• [What needs to be done] Your answer should reproduce every line of the material in which the word "true" occurs.

(Input records Opens)

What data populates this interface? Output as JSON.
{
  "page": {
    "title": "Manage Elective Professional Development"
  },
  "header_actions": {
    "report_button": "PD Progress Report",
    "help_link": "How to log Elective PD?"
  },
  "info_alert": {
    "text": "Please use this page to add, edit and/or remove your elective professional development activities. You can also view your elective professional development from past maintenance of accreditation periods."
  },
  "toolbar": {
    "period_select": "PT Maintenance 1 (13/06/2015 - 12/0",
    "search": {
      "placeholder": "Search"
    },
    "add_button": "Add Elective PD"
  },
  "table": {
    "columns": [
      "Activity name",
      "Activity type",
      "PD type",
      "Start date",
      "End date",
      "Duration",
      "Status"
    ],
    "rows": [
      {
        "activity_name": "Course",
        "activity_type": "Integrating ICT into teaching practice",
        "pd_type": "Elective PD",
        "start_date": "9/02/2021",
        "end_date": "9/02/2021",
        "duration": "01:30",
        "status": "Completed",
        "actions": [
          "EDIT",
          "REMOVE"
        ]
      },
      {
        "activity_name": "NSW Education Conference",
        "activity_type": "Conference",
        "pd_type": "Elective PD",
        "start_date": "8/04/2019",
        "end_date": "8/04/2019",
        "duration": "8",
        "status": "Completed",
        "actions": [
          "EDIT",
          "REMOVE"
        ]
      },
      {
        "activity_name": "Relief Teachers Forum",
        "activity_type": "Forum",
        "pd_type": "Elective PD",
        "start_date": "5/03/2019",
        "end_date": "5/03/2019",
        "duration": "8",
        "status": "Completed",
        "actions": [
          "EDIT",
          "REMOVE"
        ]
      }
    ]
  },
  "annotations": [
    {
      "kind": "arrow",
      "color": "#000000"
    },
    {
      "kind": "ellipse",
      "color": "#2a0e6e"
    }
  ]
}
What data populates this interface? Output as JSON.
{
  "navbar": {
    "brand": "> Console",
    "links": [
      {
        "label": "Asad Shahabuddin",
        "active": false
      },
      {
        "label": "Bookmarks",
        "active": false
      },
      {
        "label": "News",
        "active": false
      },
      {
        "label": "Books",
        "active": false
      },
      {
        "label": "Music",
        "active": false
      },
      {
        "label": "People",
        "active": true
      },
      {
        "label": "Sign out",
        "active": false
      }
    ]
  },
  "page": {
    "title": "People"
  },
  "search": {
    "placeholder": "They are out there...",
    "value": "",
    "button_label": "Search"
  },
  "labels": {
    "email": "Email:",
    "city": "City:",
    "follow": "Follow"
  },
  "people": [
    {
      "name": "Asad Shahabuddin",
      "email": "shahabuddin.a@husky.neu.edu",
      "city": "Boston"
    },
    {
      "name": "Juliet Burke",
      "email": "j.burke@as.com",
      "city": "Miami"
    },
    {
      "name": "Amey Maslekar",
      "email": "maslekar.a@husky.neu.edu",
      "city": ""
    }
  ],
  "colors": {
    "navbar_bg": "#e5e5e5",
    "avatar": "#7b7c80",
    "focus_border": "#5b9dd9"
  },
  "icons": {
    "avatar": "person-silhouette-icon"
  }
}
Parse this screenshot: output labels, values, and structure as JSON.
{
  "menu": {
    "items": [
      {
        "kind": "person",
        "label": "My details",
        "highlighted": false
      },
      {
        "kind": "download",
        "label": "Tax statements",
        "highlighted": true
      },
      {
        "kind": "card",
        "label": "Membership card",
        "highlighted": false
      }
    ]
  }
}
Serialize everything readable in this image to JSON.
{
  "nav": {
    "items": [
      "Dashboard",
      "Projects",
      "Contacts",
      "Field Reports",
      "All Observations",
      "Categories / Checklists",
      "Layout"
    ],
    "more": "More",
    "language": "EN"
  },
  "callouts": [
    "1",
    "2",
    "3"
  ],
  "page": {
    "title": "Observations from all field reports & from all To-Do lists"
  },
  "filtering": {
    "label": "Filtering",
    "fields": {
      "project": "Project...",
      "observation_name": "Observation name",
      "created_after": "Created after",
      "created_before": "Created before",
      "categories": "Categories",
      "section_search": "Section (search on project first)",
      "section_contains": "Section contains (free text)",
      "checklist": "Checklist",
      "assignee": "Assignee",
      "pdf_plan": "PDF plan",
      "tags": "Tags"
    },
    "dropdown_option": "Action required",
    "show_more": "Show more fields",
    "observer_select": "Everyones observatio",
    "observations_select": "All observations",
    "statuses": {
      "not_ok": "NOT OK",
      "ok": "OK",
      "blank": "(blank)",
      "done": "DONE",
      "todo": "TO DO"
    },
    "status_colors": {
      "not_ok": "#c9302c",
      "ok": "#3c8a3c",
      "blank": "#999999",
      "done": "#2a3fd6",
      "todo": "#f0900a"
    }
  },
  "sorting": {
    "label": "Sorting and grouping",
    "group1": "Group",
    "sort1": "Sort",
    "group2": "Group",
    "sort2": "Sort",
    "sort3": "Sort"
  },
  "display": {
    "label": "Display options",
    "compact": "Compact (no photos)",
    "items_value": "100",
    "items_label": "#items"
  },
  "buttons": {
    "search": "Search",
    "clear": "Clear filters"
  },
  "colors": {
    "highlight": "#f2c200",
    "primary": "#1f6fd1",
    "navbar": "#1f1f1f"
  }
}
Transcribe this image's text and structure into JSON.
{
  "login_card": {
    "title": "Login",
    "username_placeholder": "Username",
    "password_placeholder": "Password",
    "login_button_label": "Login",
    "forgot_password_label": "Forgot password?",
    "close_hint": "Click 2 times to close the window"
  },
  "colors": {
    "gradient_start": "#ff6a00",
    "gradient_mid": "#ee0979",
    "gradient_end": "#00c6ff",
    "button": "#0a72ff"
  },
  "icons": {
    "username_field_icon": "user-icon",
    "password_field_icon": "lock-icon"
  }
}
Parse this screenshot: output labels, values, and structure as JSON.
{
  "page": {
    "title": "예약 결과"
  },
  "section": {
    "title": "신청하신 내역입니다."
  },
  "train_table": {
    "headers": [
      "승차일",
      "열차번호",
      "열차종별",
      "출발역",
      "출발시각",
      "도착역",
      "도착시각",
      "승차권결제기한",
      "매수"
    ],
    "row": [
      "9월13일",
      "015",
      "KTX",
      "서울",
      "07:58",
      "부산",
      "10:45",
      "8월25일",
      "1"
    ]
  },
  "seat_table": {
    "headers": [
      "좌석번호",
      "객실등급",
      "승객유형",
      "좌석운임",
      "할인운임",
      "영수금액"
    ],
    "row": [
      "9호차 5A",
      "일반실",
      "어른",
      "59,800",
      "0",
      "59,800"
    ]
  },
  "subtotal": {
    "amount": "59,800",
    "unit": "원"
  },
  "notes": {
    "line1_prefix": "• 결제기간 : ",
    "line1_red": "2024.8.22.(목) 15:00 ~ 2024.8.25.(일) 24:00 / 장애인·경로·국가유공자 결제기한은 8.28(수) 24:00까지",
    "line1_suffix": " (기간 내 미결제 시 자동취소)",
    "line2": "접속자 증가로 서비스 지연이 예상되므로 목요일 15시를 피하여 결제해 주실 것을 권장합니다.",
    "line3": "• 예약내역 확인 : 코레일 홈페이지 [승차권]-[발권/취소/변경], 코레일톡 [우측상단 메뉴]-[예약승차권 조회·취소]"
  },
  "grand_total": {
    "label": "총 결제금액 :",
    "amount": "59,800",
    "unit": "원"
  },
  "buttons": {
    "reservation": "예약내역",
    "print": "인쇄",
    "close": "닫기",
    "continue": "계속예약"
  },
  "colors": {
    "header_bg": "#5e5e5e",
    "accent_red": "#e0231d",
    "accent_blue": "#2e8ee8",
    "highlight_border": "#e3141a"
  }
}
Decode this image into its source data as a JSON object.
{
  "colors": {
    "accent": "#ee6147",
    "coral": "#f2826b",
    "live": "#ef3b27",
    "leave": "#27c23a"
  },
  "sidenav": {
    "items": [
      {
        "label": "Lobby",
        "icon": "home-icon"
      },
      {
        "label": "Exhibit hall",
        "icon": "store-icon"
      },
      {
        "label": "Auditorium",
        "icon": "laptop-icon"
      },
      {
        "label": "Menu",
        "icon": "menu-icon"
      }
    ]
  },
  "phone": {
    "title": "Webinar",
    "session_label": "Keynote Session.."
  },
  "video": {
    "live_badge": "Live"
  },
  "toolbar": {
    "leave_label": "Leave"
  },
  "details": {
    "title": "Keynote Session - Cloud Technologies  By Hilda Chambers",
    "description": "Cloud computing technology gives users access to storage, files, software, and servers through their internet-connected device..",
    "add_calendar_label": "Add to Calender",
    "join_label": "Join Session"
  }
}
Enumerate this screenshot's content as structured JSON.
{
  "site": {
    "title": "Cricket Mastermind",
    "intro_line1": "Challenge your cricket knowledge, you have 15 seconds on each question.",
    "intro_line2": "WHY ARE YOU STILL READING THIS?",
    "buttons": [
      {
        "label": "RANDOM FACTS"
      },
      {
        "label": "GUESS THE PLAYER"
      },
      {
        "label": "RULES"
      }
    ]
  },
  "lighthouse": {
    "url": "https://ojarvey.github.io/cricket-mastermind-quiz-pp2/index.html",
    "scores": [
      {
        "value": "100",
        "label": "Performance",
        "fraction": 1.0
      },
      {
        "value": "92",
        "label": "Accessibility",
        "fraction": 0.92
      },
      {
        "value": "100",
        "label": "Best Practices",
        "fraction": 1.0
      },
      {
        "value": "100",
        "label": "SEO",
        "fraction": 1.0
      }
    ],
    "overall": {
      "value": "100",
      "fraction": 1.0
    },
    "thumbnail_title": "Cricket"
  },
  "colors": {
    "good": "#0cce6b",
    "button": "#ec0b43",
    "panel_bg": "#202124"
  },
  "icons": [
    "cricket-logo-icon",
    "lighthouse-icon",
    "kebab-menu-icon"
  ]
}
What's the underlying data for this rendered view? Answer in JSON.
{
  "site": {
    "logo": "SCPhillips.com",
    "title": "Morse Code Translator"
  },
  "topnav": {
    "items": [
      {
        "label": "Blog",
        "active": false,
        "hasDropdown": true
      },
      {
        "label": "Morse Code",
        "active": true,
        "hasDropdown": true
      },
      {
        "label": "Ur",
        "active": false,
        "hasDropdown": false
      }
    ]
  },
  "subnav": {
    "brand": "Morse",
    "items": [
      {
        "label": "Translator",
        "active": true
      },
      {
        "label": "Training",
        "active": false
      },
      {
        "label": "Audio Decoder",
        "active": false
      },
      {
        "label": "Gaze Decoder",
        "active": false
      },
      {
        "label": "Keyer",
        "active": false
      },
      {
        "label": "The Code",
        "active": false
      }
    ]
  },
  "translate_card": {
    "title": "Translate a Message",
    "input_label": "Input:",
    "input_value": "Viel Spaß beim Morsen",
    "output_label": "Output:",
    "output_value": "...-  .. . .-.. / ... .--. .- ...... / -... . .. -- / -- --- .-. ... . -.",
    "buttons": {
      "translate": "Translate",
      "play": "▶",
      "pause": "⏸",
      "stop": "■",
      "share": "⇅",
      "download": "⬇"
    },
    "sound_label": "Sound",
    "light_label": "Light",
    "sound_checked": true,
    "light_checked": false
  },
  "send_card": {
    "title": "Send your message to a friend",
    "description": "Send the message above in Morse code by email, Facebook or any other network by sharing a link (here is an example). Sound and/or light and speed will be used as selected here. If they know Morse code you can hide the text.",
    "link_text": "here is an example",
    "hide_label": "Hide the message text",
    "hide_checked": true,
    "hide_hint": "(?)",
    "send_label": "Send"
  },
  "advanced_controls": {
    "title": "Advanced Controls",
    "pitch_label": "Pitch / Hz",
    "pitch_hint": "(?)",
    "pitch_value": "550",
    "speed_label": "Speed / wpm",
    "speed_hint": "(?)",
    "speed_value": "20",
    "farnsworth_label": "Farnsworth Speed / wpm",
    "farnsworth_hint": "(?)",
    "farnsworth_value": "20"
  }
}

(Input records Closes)

• [Output below]
        "active": true
        "highlighted": true
        "hasDropdown": true
        "active": true,
        "hasDropdown": true
        "active": true
    "sound_checked": true,
    "hide_checked": true,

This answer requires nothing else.